(Beginning of THE RECORDS)

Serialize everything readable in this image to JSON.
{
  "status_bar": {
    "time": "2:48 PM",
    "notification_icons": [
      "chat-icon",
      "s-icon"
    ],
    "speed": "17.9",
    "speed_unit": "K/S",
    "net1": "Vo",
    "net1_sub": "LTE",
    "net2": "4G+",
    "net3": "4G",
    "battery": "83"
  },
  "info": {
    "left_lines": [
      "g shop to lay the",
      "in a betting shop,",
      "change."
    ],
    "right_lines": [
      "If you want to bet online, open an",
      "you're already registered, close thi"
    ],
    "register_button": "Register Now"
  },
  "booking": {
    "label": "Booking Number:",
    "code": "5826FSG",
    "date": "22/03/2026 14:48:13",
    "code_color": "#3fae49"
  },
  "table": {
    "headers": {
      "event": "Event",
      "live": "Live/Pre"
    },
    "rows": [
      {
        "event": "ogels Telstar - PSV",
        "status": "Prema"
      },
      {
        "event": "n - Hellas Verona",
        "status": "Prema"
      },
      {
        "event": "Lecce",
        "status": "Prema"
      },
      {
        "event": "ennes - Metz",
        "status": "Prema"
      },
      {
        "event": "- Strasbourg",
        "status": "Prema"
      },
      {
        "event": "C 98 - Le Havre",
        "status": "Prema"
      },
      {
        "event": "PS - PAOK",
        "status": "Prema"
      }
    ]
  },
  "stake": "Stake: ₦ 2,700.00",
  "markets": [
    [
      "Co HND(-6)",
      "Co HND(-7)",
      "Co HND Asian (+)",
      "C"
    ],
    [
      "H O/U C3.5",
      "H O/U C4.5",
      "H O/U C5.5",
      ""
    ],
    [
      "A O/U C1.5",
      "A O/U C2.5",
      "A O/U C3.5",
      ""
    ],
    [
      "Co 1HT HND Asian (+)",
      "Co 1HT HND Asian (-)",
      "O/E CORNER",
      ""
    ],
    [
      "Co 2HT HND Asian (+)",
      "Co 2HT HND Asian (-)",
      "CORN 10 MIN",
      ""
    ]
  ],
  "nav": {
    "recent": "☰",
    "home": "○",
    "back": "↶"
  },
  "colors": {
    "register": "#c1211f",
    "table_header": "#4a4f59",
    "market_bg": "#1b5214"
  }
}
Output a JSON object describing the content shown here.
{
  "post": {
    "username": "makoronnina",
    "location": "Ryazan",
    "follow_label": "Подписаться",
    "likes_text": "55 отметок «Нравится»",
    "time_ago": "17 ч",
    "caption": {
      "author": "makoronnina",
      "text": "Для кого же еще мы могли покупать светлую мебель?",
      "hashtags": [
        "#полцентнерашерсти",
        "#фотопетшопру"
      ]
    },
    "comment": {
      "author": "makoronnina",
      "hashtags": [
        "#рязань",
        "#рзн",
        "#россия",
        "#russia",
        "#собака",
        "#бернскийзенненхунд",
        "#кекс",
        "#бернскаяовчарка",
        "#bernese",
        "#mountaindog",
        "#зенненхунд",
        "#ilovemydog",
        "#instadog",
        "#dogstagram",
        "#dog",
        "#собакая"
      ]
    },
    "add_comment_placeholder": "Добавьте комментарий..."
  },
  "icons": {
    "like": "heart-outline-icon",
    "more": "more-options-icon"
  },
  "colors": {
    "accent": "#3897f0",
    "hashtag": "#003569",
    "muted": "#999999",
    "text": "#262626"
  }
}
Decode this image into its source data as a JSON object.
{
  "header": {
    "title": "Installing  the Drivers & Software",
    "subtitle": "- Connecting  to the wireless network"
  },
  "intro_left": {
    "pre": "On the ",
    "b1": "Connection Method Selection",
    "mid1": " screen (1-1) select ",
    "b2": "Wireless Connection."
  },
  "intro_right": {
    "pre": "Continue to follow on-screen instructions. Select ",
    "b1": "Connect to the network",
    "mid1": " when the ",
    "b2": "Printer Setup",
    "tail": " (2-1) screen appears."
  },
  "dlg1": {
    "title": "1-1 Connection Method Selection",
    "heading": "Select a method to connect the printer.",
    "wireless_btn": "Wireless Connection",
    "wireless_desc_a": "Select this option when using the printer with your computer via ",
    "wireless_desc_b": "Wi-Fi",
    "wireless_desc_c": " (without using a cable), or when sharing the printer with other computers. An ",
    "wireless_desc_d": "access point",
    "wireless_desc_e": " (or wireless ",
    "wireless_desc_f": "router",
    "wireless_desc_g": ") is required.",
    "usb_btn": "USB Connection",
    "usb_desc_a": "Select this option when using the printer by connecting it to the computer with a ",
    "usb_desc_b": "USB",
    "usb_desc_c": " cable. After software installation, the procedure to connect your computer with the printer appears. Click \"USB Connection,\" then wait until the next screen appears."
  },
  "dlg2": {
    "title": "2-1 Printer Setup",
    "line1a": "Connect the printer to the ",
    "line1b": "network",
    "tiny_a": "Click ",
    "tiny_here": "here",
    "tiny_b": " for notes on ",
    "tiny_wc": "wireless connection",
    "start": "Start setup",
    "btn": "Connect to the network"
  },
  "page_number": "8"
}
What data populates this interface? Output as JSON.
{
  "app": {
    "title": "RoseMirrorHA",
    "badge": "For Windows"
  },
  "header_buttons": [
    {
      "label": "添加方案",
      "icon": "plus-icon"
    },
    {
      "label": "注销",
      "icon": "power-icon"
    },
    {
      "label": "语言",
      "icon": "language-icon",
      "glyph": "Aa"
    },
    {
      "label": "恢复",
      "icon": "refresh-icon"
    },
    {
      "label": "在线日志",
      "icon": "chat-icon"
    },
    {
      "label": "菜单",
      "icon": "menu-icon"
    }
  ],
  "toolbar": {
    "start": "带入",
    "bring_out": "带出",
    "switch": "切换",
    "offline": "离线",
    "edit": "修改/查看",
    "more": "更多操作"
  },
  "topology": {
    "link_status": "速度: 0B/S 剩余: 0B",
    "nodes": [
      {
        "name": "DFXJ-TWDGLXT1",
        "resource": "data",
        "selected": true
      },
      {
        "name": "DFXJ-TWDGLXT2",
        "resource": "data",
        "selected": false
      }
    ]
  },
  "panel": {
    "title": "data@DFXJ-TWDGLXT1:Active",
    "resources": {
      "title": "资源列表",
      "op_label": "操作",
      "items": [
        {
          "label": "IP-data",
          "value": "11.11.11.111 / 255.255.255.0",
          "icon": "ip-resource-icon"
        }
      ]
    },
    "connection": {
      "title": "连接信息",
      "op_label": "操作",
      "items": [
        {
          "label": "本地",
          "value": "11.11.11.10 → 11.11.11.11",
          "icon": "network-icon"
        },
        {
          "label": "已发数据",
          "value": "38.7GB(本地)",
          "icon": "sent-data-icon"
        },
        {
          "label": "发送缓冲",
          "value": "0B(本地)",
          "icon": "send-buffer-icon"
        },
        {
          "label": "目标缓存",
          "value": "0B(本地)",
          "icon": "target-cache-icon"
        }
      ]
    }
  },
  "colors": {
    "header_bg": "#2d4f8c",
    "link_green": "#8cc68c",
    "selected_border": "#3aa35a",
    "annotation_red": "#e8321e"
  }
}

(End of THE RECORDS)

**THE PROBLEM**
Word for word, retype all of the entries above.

**EXERCISE SOLUTION**
Serialize everything readable in this image to JSON.
{
  "status_bar": {
    "time": "2:48 PM",
    "notification_icons": [
      "chat-icon",
      "s-icon"
    ],
    "speed": "17.9",
    "speed_unit": "K/S",
    "net1": "Vo",
    "net1_sub": "LTE",
    "net2": "4G+",
    "net3": "4G",
    "battery": "83"
  },
  "info": {
    "left_lines": [
      "g shop to lay the",
      "in a betting shop,",
      "change."
    ],
    "right_lines": [
      "If you want to bet online, open an",
      "you're already registered, close thi"
    ],
    "register_button": "Register Now"
  },
  "booking": {
    "label": "Booking Number:",
    "code": "5826FSG",
    "date": "22/03/2026 14:48:13",
    "code_color": "#3fae49"
  },
  "table": {
    "headers": {
      "event": "Event",
      "live": "Live/Pre"
    },
    "rows": [
      {
        "event": "ogels Telstar - PSV",
        "status": "Prema"
      },
      {
        "event": "n - Hellas Verona",
        "status": "Prema"
      },
      {
        "event": "Lecce",
        "status": "Prema"
      },
      {
        "event": "ennes - Metz",
        "status": "Prema"
      },
      {
        "event": "- Strasbourg",
        "status": "Prema"
      },
      {
        "event": "C 98 - Le Havre",
        "status": "Prema"
      },
      {
        "event": "PS - PAOK",
        "status": "Prema"
      }
    ]
  },
  "stake": "Stake: ₦ 2,700.00",
  "markets": [
    [
      "Co HND(-6)",
      "Co HND(-7)",
      "Co HND Asian (+)",
      "C"
    ],
    [
      "H O/U C3.5",
      "H O/U C4.5",
      "H O/U C5.5",
      ""
    ],
    [
      "A O/U C1.5",
      "A O/U C2.5",
      "A O/U C3.5",
      ""
    ],
    [
      "Co 1HT HND Asian (+)",
      "Co 1HT HND Asian (-)",
      "O/E CORNER",
      ""
    ],
    [
      "Co 2HT HND Asian (+)",
      "Co 2HT HND Asian (-)",
      "CORN 10 MIN",
      ""
    ]
  ],
  "nav": {
    "recent": "☰",
    "home": "○",
    "back": "↶"
  },
  "colors": {
    "register": "#c1211f",
    "table_header": "#4a4f59",
    "market_bg": "#1b5214"
  }
}
Output a JSON object describing the content shown here.
{
  "post": {
    "username": "makoronnina",
    "location": "Ryazan",
    "follow_label": "Подписаться",
    "likes_text": "55 отметок «Нравится»",
    "time_ago": "17 ч",
    "caption": {
      "author": "makoronnina",
      "text": "Для кого же еще мы могли покупать светлую мебель?",
      "hashtags": [
        "#полцентнерашерсти",
        "#фотопетшопру"
      ]
    },
    "comment": {
      "author": "makoronnina",
      "hashtags": [
        "#рязань",
        "#рзн",
        "#россия",
        "#russia",
        "#собака",
        "#бернскийзенненхунд",
        "#кекс",
        "#бернскаяовчарка",
        "#bernese",
        "#mountaindog",
        "#зенненхунд",
        "#ilovemydog",
        "#instadog",
        "#dogstagram",
        "#dog",
        "#собакая"
      ]
    },
    "add_comment_placeholder": "Добавьте комментарий..."
  },
  "icons": {
    "like": "heart-outline-icon",
    "more": "more-options-icon"
  },
  "colors": {
    "accent": "#3897f0",
    "hashtag": "#003569",
    "muted": "#999999",
    "text": "#262626"
  }
}
Decode this image into its source data as a JSON object.
{
  "header": {
    "title": "Installing  the Drivers & Software",
    "subtitle": "- Connecting  to the wireless network"
  },
  "intro_left": {
    "pre": "On the ",
    "b1": "Connection Method Selection",
    "mid1": " screen (1-1) select ",
    "b2": "Wireless Connection."
  },
  "intro_right": {
    "pre": "Continue to follow on-screen instructions. Select ",
    "b1": "Connect to the network",
    "mid1": " when the ",
    "b2": "Printer Setup",
    "tail": " (2-1) screen appears."
  },
  "dlg1": {
    "title": "1-1 Connection Method Selection",
    "heading": "Select a method to connect the printer.",
    "wireless_btn": "Wireless Connection",
    "wireless_desc_a": "Select this option when using the printer with your computer via ",
    "wireless_desc_b": "Wi-Fi",
    "wireless_desc_c": " (without using a cable), or when sharing the printer with other computers. An ",
    "wireless_desc_d": "access point",
    "wireless_desc_e": " (or wireless ",
    "wireless_desc_f": "router",
    "wireless_desc_g": ") is required.",
    "usb_btn": "USB Connection",
    "usb_desc_a": "Select this option when using the printer by connecting it to the computer with a ",
    "usb_desc_b": "USB",
    "usb_desc_c": " cable. After software installation, the procedure to connect your computer with the printer appears. Click \"USB Connection,\" then wait until the next screen appears."
  },
  "dlg2": {
    "title": "2-1 Printer Setup",
    "line1a": "Connect the printer to the ",
    "line1b": "network",
    "tiny_a": "Click ",
    "tiny_here": "here",
    "tiny_b": " for notes on ",
    "tiny_wc": "wireless connection",
    "start": "Start setup",
    "btn": "Connect to the network"
  },
  "page_number": "8"
}
What data populates this interface? Output as JSON.
{
  "app": {
    "title": "RoseMirrorHA",
    "badge": "For Windows"
  },
  "header_buttons": [
    {
      "label": "添加方案",
      "icon": "plus-icon"
    },
    {
      "label": "注销",
      "icon": "power-icon"
    },
    {
      "label": "语言",
      "icon": "language-icon",
      "glyph": "Aa"
    },
    {
      "label": "恢复",
      "icon": "refresh-icon"
    },
    {
      "label": "在线日志",
      "icon": "chat-icon"
    },
    {
      "label": "菜单",
      "icon": "menu-icon"
    }
  ],
  "toolbar": {
    "start": "带入",
    "bring_out": "带出",
    "switch": "切换",
    "offline": "离线",
    "edit": "修改/查看",
    "more": "更多操作"
  },
  "topology": {
    "link_status": "速度: 0B/S 剩余: 0B",
    "nodes": [
      {
        "name": "DFXJ-TWDGLXT1",
        "resource": "data",
        "selected": true
      },
      {
        "name": "DFXJ-TWDGLXT2",
        "resource": "data",
        "selected": false
      }
    ]
  },
  "panel": {
    "title": "data@DFXJ-TWDGLXT1:Active",
    "resources": {
      "title": "资源列表",
      "op_label": "操作",
      "items": [
        {
          "label": "IP-data",
          "value": "11.11.11.111 / 255.255.255.0",
          "icon": "ip-resource-icon"
        }
      ]
    },
    "connection": {
      "title": "连接信息",
      "op_label": "操作",
      "items": [
        {
          "label": "本地",
          "value": "11.11.11.10 → 11.11.11.11",
          "icon": "network-icon"
        },
        {
          "label": "已发数据",
          "value": "38.7GB(本地)",
          "icon": "sent-data-icon"
        },
        {
          "label": "发送缓冲",
          "value": "0B(本地)",
          "icon": "send-buffer-icon"
        },
        {
          "label": "目标缓存",
          "value": "0B(本地)",
          "icon": "target-cache-icon"
        }
      ]
    }
  },
  "colors": {
    "header_bg": "#2d4f8c",
    "link_green": "#8cc68c",
    "selected_border": "#3aa35a",
    "annotation_red": "#e8321e"
  }
}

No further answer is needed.